Combined perceptions of the risk and availability of cannabis influence the risk of cannabis use more than perceived risk and perceived availability alone, according to a new study at Columbia University Mailman School of Public Health. Researchers observed that those who perceived cannabis as low-risk and available were more likely to report using the drug in the past year and almost daily compared to those individuals who perceived cannabis as high-risk and unavailable. This is the first study to consider the joint effects of perceived risk and perceived availability. The results are published in the journal Drug and Alcohol Dependence.
"Our study described the evolution of joint perceptions of cannabis risk and availability from 2002-2018 and estimated the relationship between combined perceptions and past-year cannabis use, frequent use, and cannabis use disorder," said Natalie Levy, MPH, doctoral student in the Department of Epidemiology at Columbia Mailman School, and first author. "Studying perceived risk and availability in conjunction revealed more nuanced patterns than considering each perception in isolation.."
Using data on 949,285 participants from the National Surveys on Drug Use and Health from 2002-2018, researchers observed that the prevalence of perceiving cannabis use as low-risk doubled over this period while the prevalence of perceiving cannabis as available increased only marginally. When looking at joint categories of perceived risk and perceived availability, they found that prevalence of perceiving cannabis as both low-risk and available increased, from 17 percent in 2002 to 36 percent in 2018 while the proportion of the population perceiving cannabis as high-risk and available or high-risk and unavailable declined. By 2018, a larger proportion of the population perceived marijuana as low-risk and available (36 percent) than both high-risk and available and high-risk and unavailable, at 26 percent and 27 percent, respectively.
Individuals who perceived cannabis as low-risk were six times more likely to have used cannabis in the past-year than individuals who perceived the drug as high-risk. Similarly, individuals who perceived cannabis as available were five times more likely to have used cannabis in the past year than individuals who perceived it as unavailable. However, individuals who perceived marijuana as both low-risk and available were 22 times more likely to have used the drug in the past year than those who perceived cannabis as high-risk and unavailable.
In 2018, most individuals who reported no past-year cannabis use perceived cannabis as high-risk, whether or not they distinguished between its availability or non-availability. In contrast, the majority of individuals who used cannabis in the past year perceived the drug as low-risk and available and this perception rose to even higher levels among those reporting frequent use.
Cannabis perceptions also differed by gender. Overall, a larger proportion of males viewed cannabis as lower risk and more available compared with females, but patterns differed by age. "We found minimal differences in perceptions by gender in the 12-17-year age group while among all those 18 years of age and older, the prevalence of perceiving cannabis as low-risk and available was higher for males than females; perceiving cannabis as high-risk and unavailable was more common among females in every year," noted Levy.

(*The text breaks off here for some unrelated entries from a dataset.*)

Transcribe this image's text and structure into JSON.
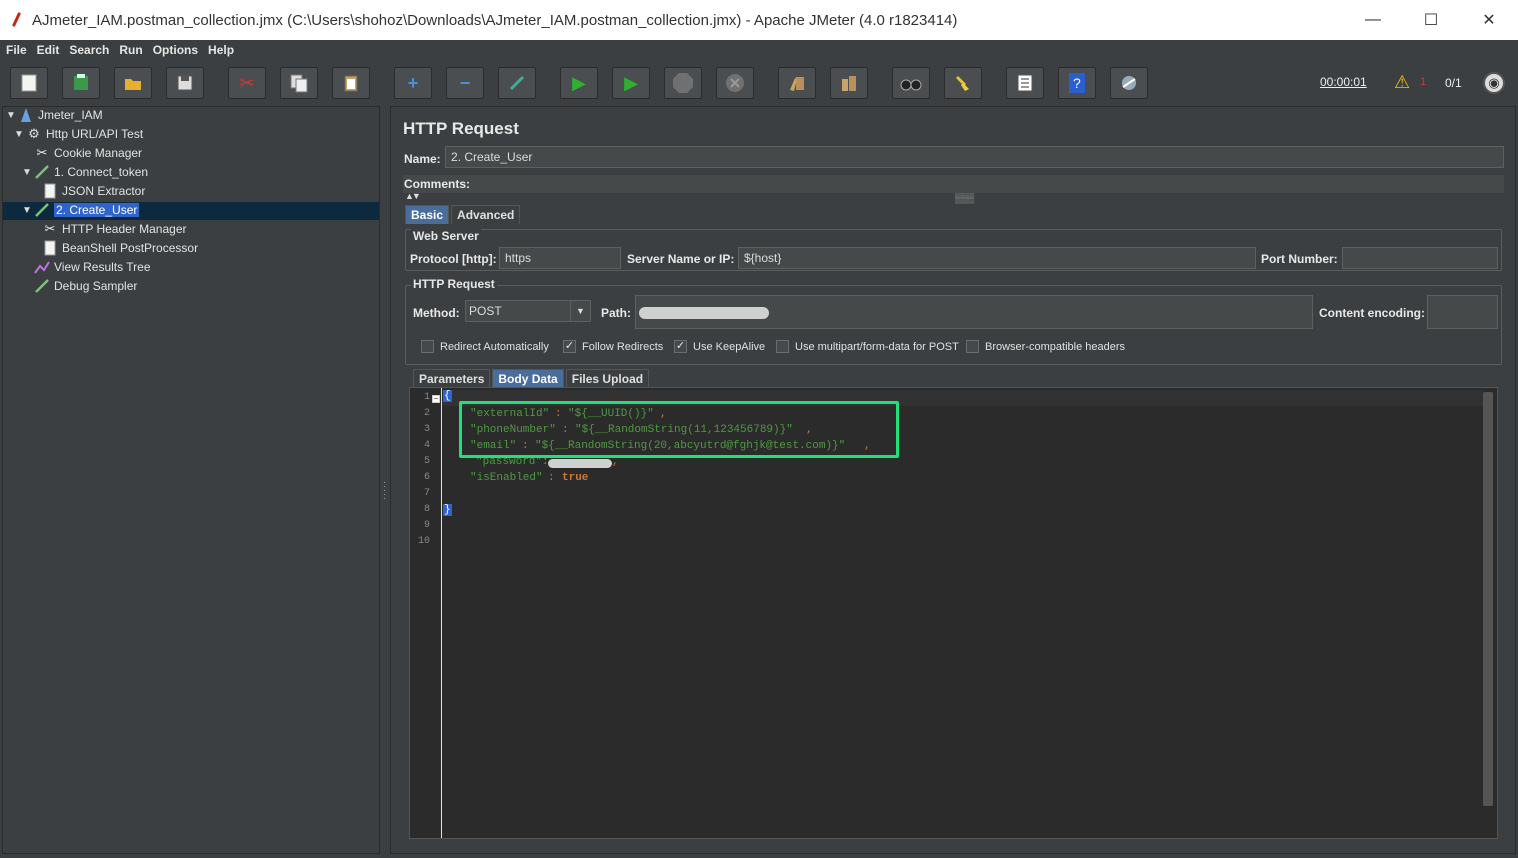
{
  "window": {
    "title": "AJmeter_IAM.postman_collection.jmx (C:\\Users\\shohoz\\Downloads\\AJmeter_IAM.postman_collection.jmx) - Apache JMeter (4.0 r1823414)",
    "minimize": "—",
    "maximize": "☐",
    "close": "✕"
  },
  "menu": [
    "File",
    "Edit",
    "Search",
    "Run",
    "Options",
    "Help"
  ],
  "toolbar": {
    "timer": "00:00:01",
    "error_count": "1",
    "threads": "0/1"
  },
  "tree": {
    "items": [
      {
        "label": "Jmeter_IAM",
        "icon": "testplan-icon"
      },
      {
        "label": "Http URL/API Test",
        "icon": "threadgroup-gear-icon"
      },
      {
        "label": "Cookie Manager",
        "icon": "config-scissors-icon"
      },
      {
        "label": "1. Connect_token",
        "icon": "sampler-pipette-icon"
      },
      {
        "label": "JSON Extractor",
        "icon": "postprocessor-doc-icon"
      },
      {
        "label": "2. Create_User",
        "icon": "sampler-pipette-icon"
      },
      {
        "label": "HTTP Header Manager",
        "icon": "config-scissors-icon"
      },
      {
        "label": "BeanShell PostProcessor",
        "icon": "postprocessor-doc-icon"
      },
      {
        "label": "View Results Tree",
        "icon": "listener-chart-icon"
      },
      {
        "label": "Debug Sampler",
        "icon": "sampler-pipette-icon"
      }
    ]
  },
  "panel": {
    "title": "HTTP Request",
    "name_label": "Name:",
    "name_value": "2. Create_User",
    "comments_label": "Comments:",
    "tabs": [
      "Basic",
      "Advanced"
    ],
    "web_server": {
      "title": "Web Server",
      "protocol_label": "Protocol [http]:",
      "protocol_value": "https",
      "server_label": "Server Name or IP:",
      "server_value": "${host}",
      "port_label": "Port Number:",
      "port_value": ""
    },
    "http_request": {
      "title": "HTTP Request",
      "method_label": "Method:",
      "method_value": "POST",
      "path_label": "Path:",
      "encoding_label": "Content encoding:"
    },
    "checkboxes": [
      {
        "label": "Redirect Automatically",
        "checked": false
      },
      {
        "label": "Follow Redirects",
        "checked": true
      },
      {
        "label": "Use KeepAlive",
        "checked": true
      },
      {
        "label": "Use multipart/form-data for POST",
        "checked": false
      },
      {
        "label": "Browser-compatible headers",
        "checked": false
      }
    ],
    "body_tabs": [
      "Parameters",
      "Body Data",
      "Files Upload"
    ],
    "body_lines": [
      "1",
      "2",
      "3",
      "4",
      "5",
      "6",
      "7",
      "8",
      "9",
      "10"
    ],
    "body": {
      "l1": "{",
      "l2_key": "\"externalId\"",
      "l2_val": "\"${__UUID()}\"",
      "l3_key": "\"phoneNumber\"",
      "l3_val": "\"${__RandomString(11,123456789)}\"",
      "l4_key": "\"email\"",
      "l4_val": "\"${__RandomString(20,abcyutrd@fghjk@test.com)}\"",
      "l5_key": "\"password\"",
      "l6_key": "\"isEnabled\"",
      "l6_val": "true",
      "l8": "}"
    }
  }
}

"Our results provide an important starting point for exploring specific hypotheses regarding the effects of perceptions on individual cannabis outcomes and highlight the importance of exploring perceived risk and availability together," said Silvia Martins, MD, PhD, Columbia Mailman School associate professor of Epidemiology, director of the Substance Use Epidemiology Unit of the Department of Epidemiology, and senior author. "For example, our findings suggest that prevention efforts that focus only on the risks of cannabis use may be less effective among individuals who perceive cannabis as easily available.
"Trends in perceptions - especially among younger age groups -- may also identify priority groups for intervention," observed Levy. "Further understanding of these relationships is particularly important in light of rapidly changing cannabis policies, a contextual factor that may influence perceptions of both risk and availability of cannabis and subsequent use."
Co-authors are Pia Mauro, Christine Mauro, and Luis Segura, Columbia Mailman School of Public Health.
The study was supported by National Institutes of Health, grants R01DA037866 and K01DA045224.
Columbia University Mailman School of Public Health
Founded in 1922, the Columbia University Mailman School of Public Health pursues an agenda of research, education, and service to address the critical and complex public health issues affecting New Yorkers, the nation and the world. The Columbia Mailman School is the seventh largest recipient of NIH grants among schools of public health. Its nearly 300 multi-disciplinary faculty members work in more than 100 countries around the world, addressing such issues as preventing infectious and chronic diseases, environmental health, maternal and child health, health policy, climate change and health, and public health preparedness. It is a leader in public health education with more than 1,300 graduate students from 55 nations pursuing a variety of master's and doctoral degree programs. The Columbia Mailman School is also home to numerous world-renowned research centers, including ICAP and the Center for Infection and Immunity. For more information, please visit http://www.mailman.columbia.edu.
Drug and Alcohol Dependence